Collected data entries:
============
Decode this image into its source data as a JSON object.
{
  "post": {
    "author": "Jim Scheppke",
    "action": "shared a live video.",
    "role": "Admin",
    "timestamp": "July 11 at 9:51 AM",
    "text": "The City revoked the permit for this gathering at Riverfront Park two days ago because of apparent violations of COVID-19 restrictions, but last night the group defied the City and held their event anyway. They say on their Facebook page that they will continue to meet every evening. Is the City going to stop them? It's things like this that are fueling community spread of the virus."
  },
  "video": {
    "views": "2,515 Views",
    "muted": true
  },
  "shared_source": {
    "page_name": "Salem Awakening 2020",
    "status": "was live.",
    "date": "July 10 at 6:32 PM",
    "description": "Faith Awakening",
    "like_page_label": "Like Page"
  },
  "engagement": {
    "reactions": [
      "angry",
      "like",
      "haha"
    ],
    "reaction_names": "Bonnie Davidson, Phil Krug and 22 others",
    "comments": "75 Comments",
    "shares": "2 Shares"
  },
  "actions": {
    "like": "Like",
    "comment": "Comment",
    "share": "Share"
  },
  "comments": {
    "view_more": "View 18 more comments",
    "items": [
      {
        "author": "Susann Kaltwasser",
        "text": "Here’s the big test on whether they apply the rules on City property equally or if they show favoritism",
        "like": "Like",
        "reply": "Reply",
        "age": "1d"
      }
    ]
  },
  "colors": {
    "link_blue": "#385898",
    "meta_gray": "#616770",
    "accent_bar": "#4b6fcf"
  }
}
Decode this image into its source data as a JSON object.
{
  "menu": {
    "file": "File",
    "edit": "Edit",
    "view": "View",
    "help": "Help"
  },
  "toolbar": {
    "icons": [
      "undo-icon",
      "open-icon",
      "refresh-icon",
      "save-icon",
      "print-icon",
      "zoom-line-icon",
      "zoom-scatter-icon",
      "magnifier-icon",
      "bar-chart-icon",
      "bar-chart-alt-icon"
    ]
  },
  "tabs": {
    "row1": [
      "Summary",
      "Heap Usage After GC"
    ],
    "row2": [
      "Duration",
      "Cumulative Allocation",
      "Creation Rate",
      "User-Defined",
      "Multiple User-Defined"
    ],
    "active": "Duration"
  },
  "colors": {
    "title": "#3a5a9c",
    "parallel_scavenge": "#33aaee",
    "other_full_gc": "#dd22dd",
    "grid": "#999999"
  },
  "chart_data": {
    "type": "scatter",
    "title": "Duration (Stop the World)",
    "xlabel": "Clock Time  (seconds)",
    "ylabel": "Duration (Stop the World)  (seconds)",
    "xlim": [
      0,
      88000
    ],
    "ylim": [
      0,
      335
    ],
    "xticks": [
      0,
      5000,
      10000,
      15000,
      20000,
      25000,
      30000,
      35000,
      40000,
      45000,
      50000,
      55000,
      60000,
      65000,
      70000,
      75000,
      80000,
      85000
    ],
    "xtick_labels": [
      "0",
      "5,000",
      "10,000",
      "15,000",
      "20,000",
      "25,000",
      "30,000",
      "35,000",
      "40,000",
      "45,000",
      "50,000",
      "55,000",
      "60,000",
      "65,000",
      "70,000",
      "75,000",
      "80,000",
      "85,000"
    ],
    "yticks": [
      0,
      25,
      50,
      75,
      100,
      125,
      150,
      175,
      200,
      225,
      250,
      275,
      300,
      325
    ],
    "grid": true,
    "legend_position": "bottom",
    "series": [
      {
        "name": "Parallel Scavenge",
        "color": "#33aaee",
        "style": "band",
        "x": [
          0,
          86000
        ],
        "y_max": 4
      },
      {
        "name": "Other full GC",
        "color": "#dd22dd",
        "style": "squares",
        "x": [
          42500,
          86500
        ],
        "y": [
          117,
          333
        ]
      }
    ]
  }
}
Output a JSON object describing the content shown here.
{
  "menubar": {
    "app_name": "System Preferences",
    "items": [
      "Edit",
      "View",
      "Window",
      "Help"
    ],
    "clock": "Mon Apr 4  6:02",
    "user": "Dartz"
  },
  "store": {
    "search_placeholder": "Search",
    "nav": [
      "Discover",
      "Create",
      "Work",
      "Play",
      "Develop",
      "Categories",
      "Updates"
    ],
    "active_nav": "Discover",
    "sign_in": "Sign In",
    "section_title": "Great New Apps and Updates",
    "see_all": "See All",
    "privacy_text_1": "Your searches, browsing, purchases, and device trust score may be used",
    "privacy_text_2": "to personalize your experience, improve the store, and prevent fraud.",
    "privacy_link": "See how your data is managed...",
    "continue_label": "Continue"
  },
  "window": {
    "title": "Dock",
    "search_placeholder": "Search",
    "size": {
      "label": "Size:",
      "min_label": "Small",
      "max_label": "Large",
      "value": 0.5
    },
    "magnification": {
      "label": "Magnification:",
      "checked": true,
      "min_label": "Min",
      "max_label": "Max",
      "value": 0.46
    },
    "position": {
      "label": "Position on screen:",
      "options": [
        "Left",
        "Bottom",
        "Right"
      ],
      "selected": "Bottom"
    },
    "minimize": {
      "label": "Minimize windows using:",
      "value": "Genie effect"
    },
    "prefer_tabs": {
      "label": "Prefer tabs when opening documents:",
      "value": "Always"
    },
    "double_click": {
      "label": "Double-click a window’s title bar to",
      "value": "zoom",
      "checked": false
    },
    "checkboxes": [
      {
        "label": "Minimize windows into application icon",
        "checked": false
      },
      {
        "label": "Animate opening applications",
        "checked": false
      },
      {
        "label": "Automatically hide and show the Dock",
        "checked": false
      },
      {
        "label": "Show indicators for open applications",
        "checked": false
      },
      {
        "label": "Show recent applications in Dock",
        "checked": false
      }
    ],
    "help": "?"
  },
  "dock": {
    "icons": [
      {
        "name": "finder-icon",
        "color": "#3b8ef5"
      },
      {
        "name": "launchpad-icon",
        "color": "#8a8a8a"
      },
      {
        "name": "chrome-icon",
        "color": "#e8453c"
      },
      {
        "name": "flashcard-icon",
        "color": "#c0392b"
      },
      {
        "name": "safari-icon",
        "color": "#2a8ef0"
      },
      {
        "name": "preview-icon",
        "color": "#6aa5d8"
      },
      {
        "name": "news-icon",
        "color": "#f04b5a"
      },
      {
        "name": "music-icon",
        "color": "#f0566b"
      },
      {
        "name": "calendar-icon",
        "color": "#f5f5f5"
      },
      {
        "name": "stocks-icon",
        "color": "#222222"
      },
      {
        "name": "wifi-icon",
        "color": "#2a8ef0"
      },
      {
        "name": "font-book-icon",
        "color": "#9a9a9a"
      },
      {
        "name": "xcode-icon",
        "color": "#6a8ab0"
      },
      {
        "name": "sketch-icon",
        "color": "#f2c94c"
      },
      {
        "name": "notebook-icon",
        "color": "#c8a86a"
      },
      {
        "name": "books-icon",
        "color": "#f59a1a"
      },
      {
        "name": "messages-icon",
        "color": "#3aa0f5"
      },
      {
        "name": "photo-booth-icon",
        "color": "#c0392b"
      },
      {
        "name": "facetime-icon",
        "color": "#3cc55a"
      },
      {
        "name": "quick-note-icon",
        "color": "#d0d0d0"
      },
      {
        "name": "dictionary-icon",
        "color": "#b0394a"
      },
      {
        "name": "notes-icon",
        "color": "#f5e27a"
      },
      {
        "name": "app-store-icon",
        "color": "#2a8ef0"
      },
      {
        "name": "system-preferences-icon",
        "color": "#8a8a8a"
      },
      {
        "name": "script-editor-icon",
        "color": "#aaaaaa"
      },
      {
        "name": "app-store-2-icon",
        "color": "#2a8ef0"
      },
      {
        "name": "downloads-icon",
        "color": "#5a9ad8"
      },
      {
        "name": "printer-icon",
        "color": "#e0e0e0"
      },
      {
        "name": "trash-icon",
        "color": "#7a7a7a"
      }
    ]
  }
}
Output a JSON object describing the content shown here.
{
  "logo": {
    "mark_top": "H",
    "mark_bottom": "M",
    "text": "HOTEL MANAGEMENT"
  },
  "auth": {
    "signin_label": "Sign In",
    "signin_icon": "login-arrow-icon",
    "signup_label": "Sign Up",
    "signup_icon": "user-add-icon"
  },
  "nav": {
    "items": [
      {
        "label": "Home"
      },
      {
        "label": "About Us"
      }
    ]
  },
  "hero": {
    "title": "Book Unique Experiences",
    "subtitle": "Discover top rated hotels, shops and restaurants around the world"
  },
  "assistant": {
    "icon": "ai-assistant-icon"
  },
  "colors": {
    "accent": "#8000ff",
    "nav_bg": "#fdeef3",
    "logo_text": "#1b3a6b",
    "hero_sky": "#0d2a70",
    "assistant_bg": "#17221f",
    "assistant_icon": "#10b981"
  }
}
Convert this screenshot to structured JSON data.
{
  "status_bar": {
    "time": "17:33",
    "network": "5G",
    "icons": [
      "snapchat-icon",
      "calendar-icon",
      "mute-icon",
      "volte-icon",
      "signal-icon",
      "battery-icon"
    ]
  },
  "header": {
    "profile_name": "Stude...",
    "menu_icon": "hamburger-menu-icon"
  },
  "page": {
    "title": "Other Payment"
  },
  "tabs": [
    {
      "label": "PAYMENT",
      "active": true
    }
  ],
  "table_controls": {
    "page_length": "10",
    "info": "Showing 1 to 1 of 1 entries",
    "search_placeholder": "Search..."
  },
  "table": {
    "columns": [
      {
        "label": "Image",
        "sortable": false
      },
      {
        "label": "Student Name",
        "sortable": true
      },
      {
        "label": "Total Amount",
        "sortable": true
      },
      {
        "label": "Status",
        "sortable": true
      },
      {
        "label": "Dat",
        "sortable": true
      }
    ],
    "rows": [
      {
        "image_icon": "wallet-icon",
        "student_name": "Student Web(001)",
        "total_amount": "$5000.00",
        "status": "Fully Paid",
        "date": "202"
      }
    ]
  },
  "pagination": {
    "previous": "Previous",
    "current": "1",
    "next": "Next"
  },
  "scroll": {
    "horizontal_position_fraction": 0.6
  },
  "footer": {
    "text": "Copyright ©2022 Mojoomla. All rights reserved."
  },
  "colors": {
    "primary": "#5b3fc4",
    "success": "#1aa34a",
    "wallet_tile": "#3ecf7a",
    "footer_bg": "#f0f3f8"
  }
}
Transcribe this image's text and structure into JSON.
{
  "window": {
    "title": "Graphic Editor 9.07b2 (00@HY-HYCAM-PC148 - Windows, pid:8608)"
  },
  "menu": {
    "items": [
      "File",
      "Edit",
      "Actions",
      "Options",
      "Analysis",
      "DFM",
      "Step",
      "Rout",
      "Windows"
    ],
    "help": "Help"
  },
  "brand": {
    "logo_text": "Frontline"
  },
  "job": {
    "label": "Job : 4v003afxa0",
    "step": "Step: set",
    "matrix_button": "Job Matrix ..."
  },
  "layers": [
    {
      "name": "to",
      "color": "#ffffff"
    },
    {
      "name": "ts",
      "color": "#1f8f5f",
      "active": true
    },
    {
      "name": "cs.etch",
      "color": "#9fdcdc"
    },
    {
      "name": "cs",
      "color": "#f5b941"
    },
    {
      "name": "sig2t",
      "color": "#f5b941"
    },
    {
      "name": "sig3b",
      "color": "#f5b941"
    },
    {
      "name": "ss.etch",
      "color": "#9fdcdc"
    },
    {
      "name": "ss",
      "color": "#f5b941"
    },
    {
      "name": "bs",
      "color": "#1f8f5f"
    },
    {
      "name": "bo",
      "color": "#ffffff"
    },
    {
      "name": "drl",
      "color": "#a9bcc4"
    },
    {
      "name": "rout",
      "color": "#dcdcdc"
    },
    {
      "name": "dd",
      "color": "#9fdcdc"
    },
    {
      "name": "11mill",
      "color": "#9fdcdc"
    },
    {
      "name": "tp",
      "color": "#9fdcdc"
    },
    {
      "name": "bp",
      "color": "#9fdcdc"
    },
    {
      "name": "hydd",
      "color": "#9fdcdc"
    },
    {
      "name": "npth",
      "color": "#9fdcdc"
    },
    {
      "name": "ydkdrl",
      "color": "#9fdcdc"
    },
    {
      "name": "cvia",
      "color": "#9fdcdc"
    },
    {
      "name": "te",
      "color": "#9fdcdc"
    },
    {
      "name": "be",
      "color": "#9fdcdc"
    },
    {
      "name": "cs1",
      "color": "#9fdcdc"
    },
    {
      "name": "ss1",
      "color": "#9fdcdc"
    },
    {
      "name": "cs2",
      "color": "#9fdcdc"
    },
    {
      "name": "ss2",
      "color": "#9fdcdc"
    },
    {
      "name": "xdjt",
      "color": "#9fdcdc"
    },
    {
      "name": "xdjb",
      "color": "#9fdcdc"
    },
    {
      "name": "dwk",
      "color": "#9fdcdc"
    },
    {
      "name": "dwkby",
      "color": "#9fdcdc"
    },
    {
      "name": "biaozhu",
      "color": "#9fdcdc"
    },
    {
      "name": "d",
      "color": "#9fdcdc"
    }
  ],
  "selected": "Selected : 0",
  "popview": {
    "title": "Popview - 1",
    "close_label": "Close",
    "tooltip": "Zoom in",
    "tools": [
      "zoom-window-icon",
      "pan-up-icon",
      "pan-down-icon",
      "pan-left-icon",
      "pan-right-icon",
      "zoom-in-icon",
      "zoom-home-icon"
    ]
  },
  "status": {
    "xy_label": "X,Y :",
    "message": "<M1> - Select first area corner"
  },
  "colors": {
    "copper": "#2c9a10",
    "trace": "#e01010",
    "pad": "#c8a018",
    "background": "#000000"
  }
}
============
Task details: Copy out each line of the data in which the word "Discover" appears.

Output for this task:
      "Discover",
    "active_nav": "Discover",
    "subtitle": "Discover top rated hotels, shops and restaurants around the world"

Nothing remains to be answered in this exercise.